(DATA RECORDS)

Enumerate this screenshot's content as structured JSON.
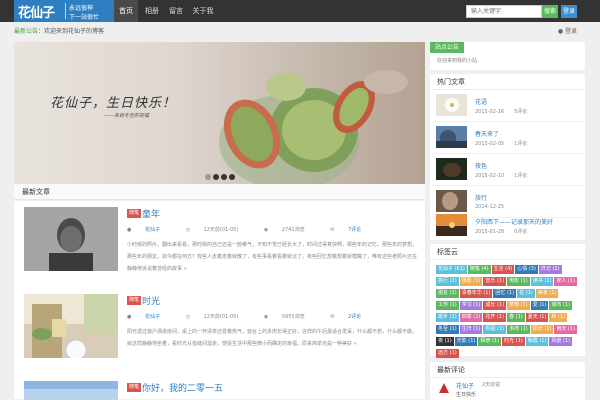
{
  "topbar": {
    "logo_main": "花仙子",
    "logo_line1": "永远很神",
    "logo_line2": "下一站很忙",
    "nav": [
      "首页",
      "相册",
      "留言",
      "关于我"
    ],
    "search_placeholder": "输入关键字",
    "search_btn": "搜索",
    "login_btn": "登录"
  },
  "notice": {
    "green": "最新公告",
    "text": "：欢迎来到花仙子的博客",
    "user": "登录"
  },
  "slider": {
    "caption": "花仙子，生日快乐！",
    "sub": "——来自冬至的祝福"
  },
  "latest": {
    "heading": "最新文章",
    "posts": [
      {
        "category": "随笔",
        "title": "童年",
        "author": "花仙子",
        "date": "12天前(01-05)",
        "views": "2741浏览",
        "comments": "7评论",
        "excerpt": "小时候的照片，翻出来看看，那时候的自己还是一脸稚气，不知不觉已经长大了，时间过得真快啊，那些年的记忆，那些年的梦想，那些年的朋友，如今都在何方？有些人走着走着就散了，有些事看着看着就淡了，有些回忆想着想着就模糊了，唯有这些老照片还在静静地诉说着曾经的故事 »"
      },
      {
        "category": "随笔",
        "title": "时光",
        "author": "花仙子",
        "date": "12天前(01-05)",
        "views": "5955浏览",
        "comments": "2评论",
        "excerpt": "阳光透过窗户洒进房间，桌上的一杯清茶还冒着热气，窗台上的多肉长得正好，这样的午后最适合发呆，什么都不想，什么都不做，就这样静静地坐着，看时光从指缝间溜走，感受生活中那些微小而确定的幸福，原来简单也是一种美好 »"
      },
      {
        "category": "随笔",
        "title": "你好，我的二零一五"
      }
    ]
  },
  "sidebar": {
    "notice_label": "站点公告",
    "notice_text": "欢迎来到我的小站",
    "popular_heading": "热门文章",
    "popular": [
      {
        "title": "花语",
        "date": "2015-02-16",
        "count": "5评论"
      },
      {
        "title": "春天来了",
        "date": "2015-02-05",
        "count": "1评论"
      },
      {
        "title": "夜色",
        "date": "2015-02-10",
        "count": "1评论"
      },
      {
        "title": "旅行",
        "date": "2014-12-25",
        "count": ""
      },
      {
        "title": "夕阳西下——记录那天的美好",
        "date": "2015-01-28",
        "count": "0评论"
      }
    ],
    "tags_heading": "标签云",
    "tags": [
      {
        "name": "花仙子 (61)",
        "color": "#5bc0de"
      },
      {
        "name": "随笔 (4)",
        "color": "#5cb85c"
      },
      {
        "name": "生活 (4)",
        "color": "#d9534f"
      },
      {
        "name": "心情 (3)",
        "color": "#337ab7"
      },
      {
        "name": "日记 (2)",
        "color": "#a47ae2"
      },
      {
        "name": "旅行 (2)",
        "color": "#5bc0de"
      },
      {
        "name": "摄影 (1)",
        "color": "#f0ad4e"
      },
      {
        "name": "音乐 (1)",
        "color": "#d9534f"
      },
      {
        "name": "电影 (1)",
        "color": "#5cb85c"
      },
      {
        "name": "读书 (1)",
        "color": "#5bc0de"
      },
      {
        "name": "家人 (1)",
        "color": "#e36ba5"
      },
      {
        "name": "朋友 (1)",
        "color": "#5cb85c"
      },
      {
        "name": "青春年华 (1)",
        "color": "#d9534f"
      },
      {
        "name": "回忆 (1)",
        "color": "#337ab7"
      },
      {
        "name": "花 (1)",
        "color": "#5bc0de"
      },
      {
        "name": "美食 (1)",
        "color": "#f0ad4e"
      },
      {
        "name": "工作 (1)",
        "color": "#5cb85c"
      },
      {
        "name": "学习 (1)",
        "color": "#a47ae2"
      },
      {
        "name": "成长 (1)",
        "color": "#d9534f"
      },
      {
        "name": "梦想 (1)",
        "color": "#f0ad4e"
      },
      {
        "name": "爱 (1)",
        "color": "#337ab7"
      },
      {
        "name": "城市 (1)",
        "color": "#5cb85c"
      },
      {
        "name": "故乡 (1)",
        "color": "#5bc0de"
      },
      {
        "name": "四季 (1)",
        "color": "#e36ba5"
      },
      {
        "name": "花开 (1)",
        "color": "#d9534f"
      },
      {
        "name": "春 (1)",
        "color": "#5cb85c"
      },
      {
        "name": "夏天 (1)",
        "color": "#d9534f"
      },
      {
        "name": "秋 (1)",
        "color": "#f0ad4e"
      },
      {
        "name": "冬至 (1)",
        "color": "#337ab7"
      },
      {
        "name": "生日 (1)",
        "color": "#a47ae2"
      },
      {
        "name": "祝福 (1)",
        "color": "#5bc0de"
      },
      {
        "name": "多肉 (1)",
        "color": "#5cb85c"
      },
      {
        "name": "阳光 (1)",
        "color": "#f0ad4e"
      },
      {
        "name": "雨天 (1)",
        "color": "#e36ba5"
      },
      {
        "name": "夜 (1)",
        "color": "#333333"
      },
      {
        "name": "光影 (1)",
        "color": "#337ab7"
      },
      {
        "name": "相册 (1)",
        "color": "#5cb85c"
      },
      {
        "name": "时光 (1)",
        "color": "#d9534f"
      },
      {
        "name": "晚霞 (1)",
        "color": "#5bc0de"
      },
      {
        "name": "风景 (1)",
        "color": "#a47ae2"
      },
      {
        "name": "远方 (1)",
        "color": "#d9534f"
      }
    ],
    "recent_heading": "最新评论",
    "recent_user": "花仙子",
    "recent_time": "2天前说",
    "recent_text": "生日快乐"
  },
  "colors": {
    "brand_blue": "#2e7fc1",
    "nav_dark": "#333333",
    "accent_green": "#5cb85c",
    "category_red": "#d9534f"
  }
}
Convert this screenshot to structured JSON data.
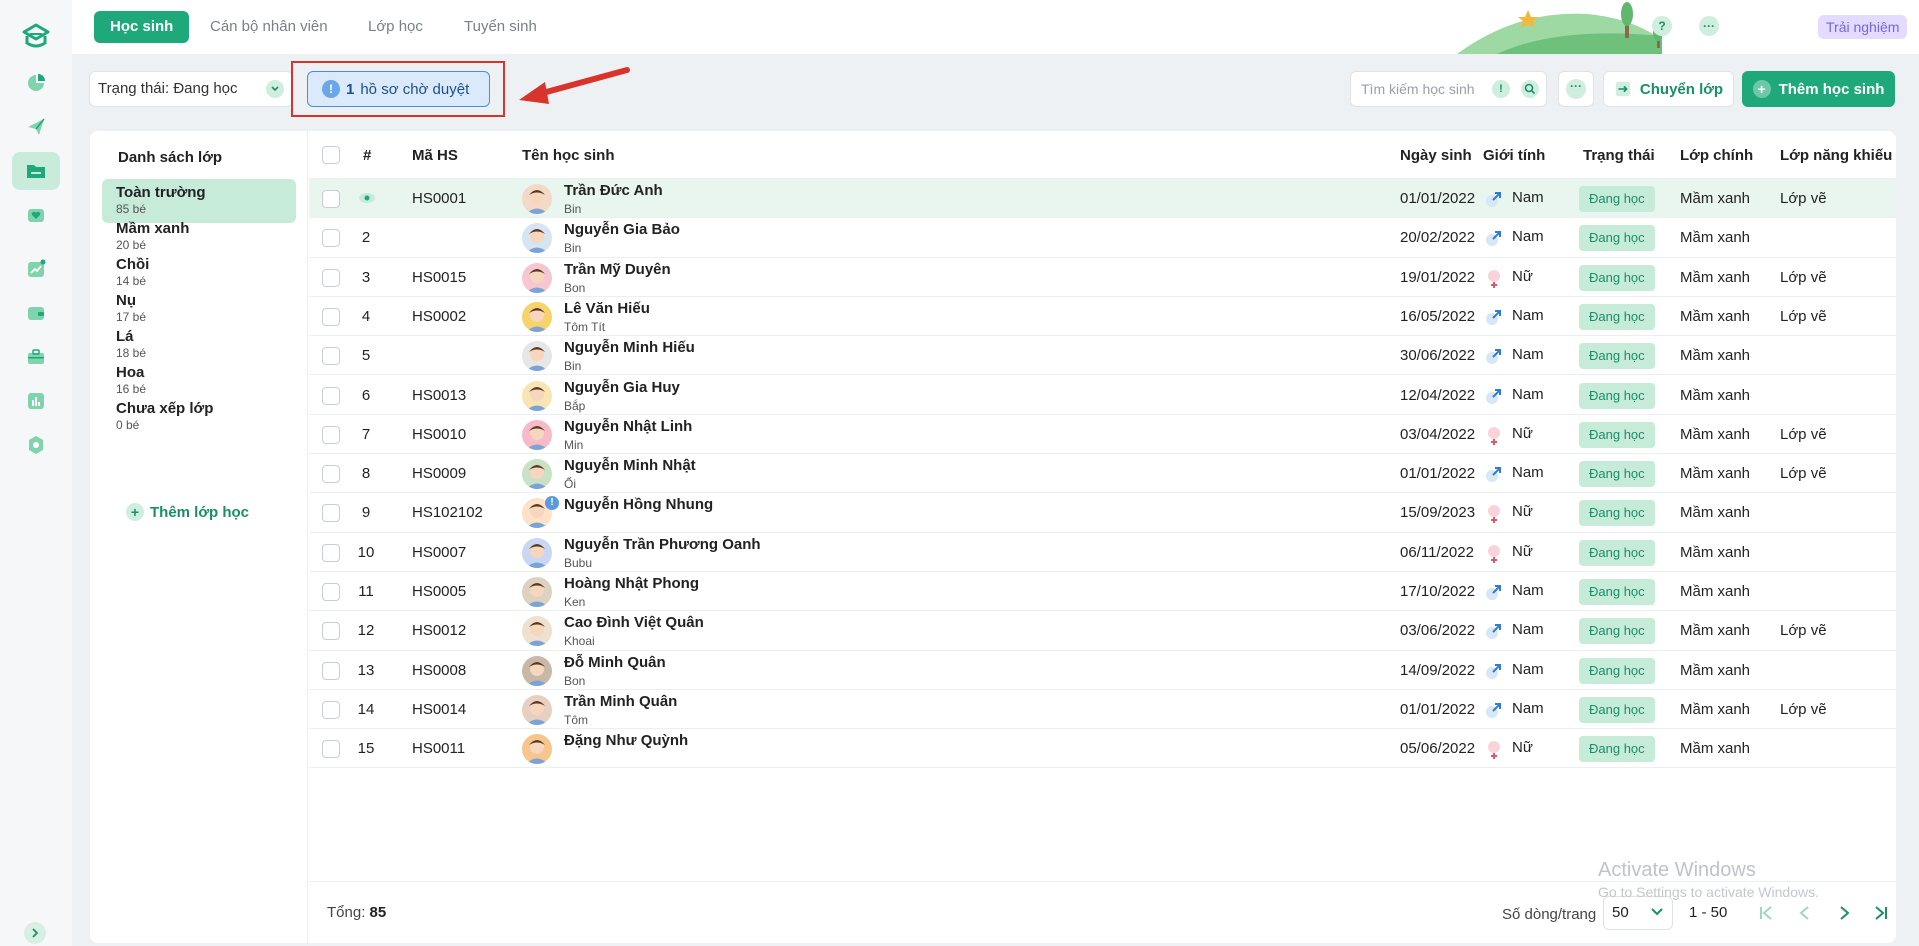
{
  "colors": {
    "brand": "#1fa97a",
    "brand_light": "#c6ebd9",
    "pending_blue": "#dbeafa",
    "trial_purple": "#e4dcff",
    "highlight_red": "#d9342b"
  },
  "topnav": {
    "tabs": [
      {
        "label": "Học sinh",
        "active": true
      },
      {
        "label": "Cán bộ nhân viên",
        "active": false
      },
      {
        "label": "Lớp học",
        "active": false
      },
      {
        "label": "Tuyển sinh",
        "active": false
      }
    ],
    "help_icon": "?",
    "more_icon": "···",
    "trial_label": "Trải nghiệm"
  },
  "toolbar": {
    "status_select_value": "Trạng thái: Đang học",
    "pending_count": "1",
    "pending_text": "hồ sơ chờ duyệt",
    "search_placeholder": "Tìm kiếm học sinh",
    "move_class_label": "Chuyển lớp",
    "add_student_label": "Thêm học sinh"
  },
  "class_list": {
    "title": "Danh sách lớp",
    "items": [
      {
        "name": "Toàn trường",
        "count": "85 bé",
        "active": true
      },
      {
        "name": "Mầm xanh",
        "count": "20 bé",
        "active": false
      },
      {
        "name": "Chồi",
        "count": "14 bé",
        "active": false
      },
      {
        "name": "Nụ",
        "count": "17 bé",
        "active": false
      },
      {
        "name": "Lá",
        "count": "18 bé",
        "active": false
      },
      {
        "name": "Hoa",
        "count": "16 bé",
        "active": false
      },
      {
        "name": "Chưa xếp lớp",
        "count": "0 bé",
        "active": false
      }
    ],
    "add_label": "Thêm lớp học"
  },
  "table": {
    "headers": {
      "num": "#",
      "code": "Mã HS",
      "name": "Tên học sinh",
      "dob": "Ngày sinh",
      "gender": "Giới tính",
      "status": "Trạng thái",
      "main_class": "Lớp chính",
      "talent_class": "Lớp năng khiếu"
    },
    "rows": [
      {
        "num": "",
        "code": "HS0001",
        "name": "Trần Đức Anh",
        "nick": "Bin",
        "dob": "01/01/2022",
        "gender": "Nam",
        "status": "Đang học",
        "main": "Mầm xanh",
        "talent": "Lớp vẽ",
        "selected": true
      },
      {
        "num": "2",
        "code": "",
        "name": "Nguyễn Gia Bảo",
        "nick": "Bin",
        "dob": "20/02/2022",
        "gender": "Nam",
        "status": "Đang học",
        "main": "Mầm xanh",
        "talent": ""
      },
      {
        "num": "3",
        "code": "HS0015",
        "name": "Trần Mỹ Duyên",
        "nick": "Bon",
        "dob": "19/01/2022",
        "gender": "Nữ",
        "status": "Đang học",
        "main": "Mầm xanh",
        "talent": "Lớp vẽ"
      },
      {
        "num": "4",
        "code": "HS0002",
        "name": "Lê Văn Hiếu",
        "nick": "Tôm Tít",
        "dob": "16/05/2022",
        "gender": "Nam",
        "status": "Đang học",
        "main": "Mầm xanh",
        "talent": "Lớp vẽ"
      },
      {
        "num": "5",
        "code": "",
        "name": "Nguyễn Minh Hiếu",
        "nick": "Bin",
        "dob": "30/06/2022",
        "gender": "Nam",
        "status": "Đang học",
        "main": "Mầm xanh",
        "talent": ""
      },
      {
        "num": "6",
        "code": "HS0013",
        "name": "Nguyễn Gia Huy",
        "nick": "Bắp",
        "dob": "12/04/2022",
        "gender": "Nam",
        "status": "Đang học",
        "main": "Mầm xanh",
        "talent": ""
      },
      {
        "num": "7",
        "code": "HS0010",
        "name": "Nguyễn Nhật Linh",
        "nick": "Min",
        "dob": "03/04/2022",
        "gender": "Nữ",
        "status": "Đang học",
        "main": "Mầm xanh",
        "talent": "Lớp vẽ"
      },
      {
        "num": "8",
        "code": "HS0009",
        "name": "Nguyễn Minh Nhật",
        "nick": "Ổi",
        "dob": "01/01/2022",
        "gender": "Nam",
        "status": "Đang học",
        "main": "Mầm xanh",
        "talent": "Lớp vẽ"
      },
      {
        "num": "9",
        "code": "HS102102",
        "name": "Nguyễn Hồng Nhung",
        "nick": "",
        "dob": "15/09/2023",
        "gender": "Nữ",
        "status": "Đang học",
        "main": "Mầm xanh",
        "talent": "",
        "notif": "!"
      },
      {
        "num": "10",
        "code": "HS0007",
        "name": "Nguyễn Trần Phương Oanh",
        "nick": "Bubu",
        "dob": "06/11/2022",
        "gender": "Nữ",
        "status": "Đang học",
        "main": "Mầm xanh",
        "talent": ""
      },
      {
        "num": "11",
        "code": "HS0005",
        "name": "Hoàng Nhật Phong",
        "nick": "Ken",
        "dob": "17/10/2022",
        "gender": "Nam",
        "status": "Đang học",
        "main": "Mầm xanh",
        "talent": ""
      },
      {
        "num": "12",
        "code": "HS0012",
        "name": "Cao Đình Việt Quân",
        "nick": "Khoai",
        "dob": "03/06/2022",
        "gender": "Nam",
        "status": "Đang học",
        "main": "Mầm xanh",
        "talent": "Lớp vẽ"
      },
      {
        "num": "13",
        "code": "HS0008",
        "name": "Đỗ Minh Quân",
        "nick": "Bon",
        "dob": "14/09/2022",
        "gender": "Nam",
        "status": "Đang học",
        "main": "Mầm xanh",
        "talent": ""
      },
      {
        "num": "14",
        "code": "HS0014",
        "name": "Trần Minh Quân",
        "nick": "Tôm",
        "dob": "01/01/2022",
        "gender": "Nam",
        "status": "Đang học",
        "main": "Mầm xanh",
        "talent": "Lớp vẽ"
      },
      {
        "num": "15",
        "code": "HS0011",
        "name": "Đặng Như Quỳnh",
        "nick": "",
        "dob": "05/06/2022",
        "gender": "Nữ",
        "status": "Đang học",
        "main": "Mầm xanh",
        "talent": ""
      }
    ]
  },
  "footer": {
    "total_label": "Tổng:",
    "total_value": "85",
    "per_page_label": "Số dòng/trang",
    "per_page_value": "50",
    "range": "1 - 50"
  },
  "watermark": {
    "line1": "Activate Windows",
    "line2": "Go to Settings to activate Windows."
  }
}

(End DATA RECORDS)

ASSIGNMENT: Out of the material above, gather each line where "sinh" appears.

EXPECTED ANSWER:
        "label": "Học sinh",
        "label": "Tuyển sinh",
    "search_placeholder": "Tìm kiếm học sinh",
    "add_student_label": "Thêm học sinh"
      "name": "Tên học sinh",
      "dob": "Ngày sinh",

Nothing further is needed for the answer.